  • Eastman, Susan Grove. “Ashes on the Frontal Lobe: Cognitive Dissonance and Cruciform Cognition in 2 Corinthians.” In The Unrelenting God: Essays on God’s Action in Scripture in Honor of Beverly Roberts Gaventa, edited by David J. Downs and Matthew L. Skinner, 194–207. Wm. B. Eerdmans Publishing, 2013. http://books.google.com/books?id=uuBgAQAAQBAJ
  • Schellenberg, Ryan S. Rethinking Paul’s Rhetorical Education: Comparative Rhetoric and 2 Corinthians 10–13. Atlanta: Society of Biblical Literature, 2013. http://books.google.com/books?id=8TRXAQAAQBAJ
  • Van den Hoek, Annewies. “The Saga of Peter and Paul: Emblems of Catholic Identity in Christian Literature and Art.” In Pottery, Pavements, and Paradise: Iconographic and Textual Studies on Late Antiquity, edited by Annewies van den Hoek and John Joseph Herrmann, 301–326. BRILL, 2013. http://books.google.com/books?id=RcJSAQAAQBAJ
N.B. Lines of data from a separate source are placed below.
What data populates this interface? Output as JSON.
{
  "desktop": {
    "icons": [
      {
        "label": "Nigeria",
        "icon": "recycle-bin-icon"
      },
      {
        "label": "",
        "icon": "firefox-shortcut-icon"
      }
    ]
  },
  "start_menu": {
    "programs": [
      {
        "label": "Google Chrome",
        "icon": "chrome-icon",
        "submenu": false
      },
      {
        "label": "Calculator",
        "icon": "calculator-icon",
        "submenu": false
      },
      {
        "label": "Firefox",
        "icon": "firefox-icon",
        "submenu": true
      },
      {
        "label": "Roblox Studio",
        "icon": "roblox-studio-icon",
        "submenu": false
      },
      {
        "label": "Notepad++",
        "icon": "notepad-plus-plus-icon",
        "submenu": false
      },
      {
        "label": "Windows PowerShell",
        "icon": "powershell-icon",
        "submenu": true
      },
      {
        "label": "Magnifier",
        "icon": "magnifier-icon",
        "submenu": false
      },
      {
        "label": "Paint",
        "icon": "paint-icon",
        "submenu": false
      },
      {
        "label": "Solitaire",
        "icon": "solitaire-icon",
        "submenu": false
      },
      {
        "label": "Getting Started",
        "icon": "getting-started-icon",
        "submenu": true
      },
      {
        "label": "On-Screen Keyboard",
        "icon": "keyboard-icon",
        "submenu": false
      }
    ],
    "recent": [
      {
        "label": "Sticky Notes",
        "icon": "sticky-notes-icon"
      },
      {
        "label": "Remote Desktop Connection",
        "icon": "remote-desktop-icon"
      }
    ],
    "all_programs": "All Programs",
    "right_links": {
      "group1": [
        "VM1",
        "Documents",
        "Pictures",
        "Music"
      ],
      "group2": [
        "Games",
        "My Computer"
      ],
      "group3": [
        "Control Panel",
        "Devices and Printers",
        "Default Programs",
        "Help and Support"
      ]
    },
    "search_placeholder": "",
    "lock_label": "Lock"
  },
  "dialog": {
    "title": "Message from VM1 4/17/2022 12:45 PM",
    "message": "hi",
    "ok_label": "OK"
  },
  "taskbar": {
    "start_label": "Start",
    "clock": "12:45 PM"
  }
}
Diachronic

  • Hadler, H., A. Vött, B. Koster, M. Mathes-Schmidt, T. Mattern, K. Ntageretzis, K. Reicherter, and T. Willershäuser. “Multiple late-Holocene Tsunami Landfall in the Eastern Gulf of Corinth Recorded in the Palaeotsunami Geo-archive at Lechaion, Harbour of Ancient Corinth” (2013).
  • Williams, Charles K., II. “Corinth, 2011: Investigation of the West Hall of the Theater.” Hesperia: The Journal of the American School of Classical Studies at Athens 82, no. 3 (2013): 487–549. doi:10.2972/hesperia.82.3.0487.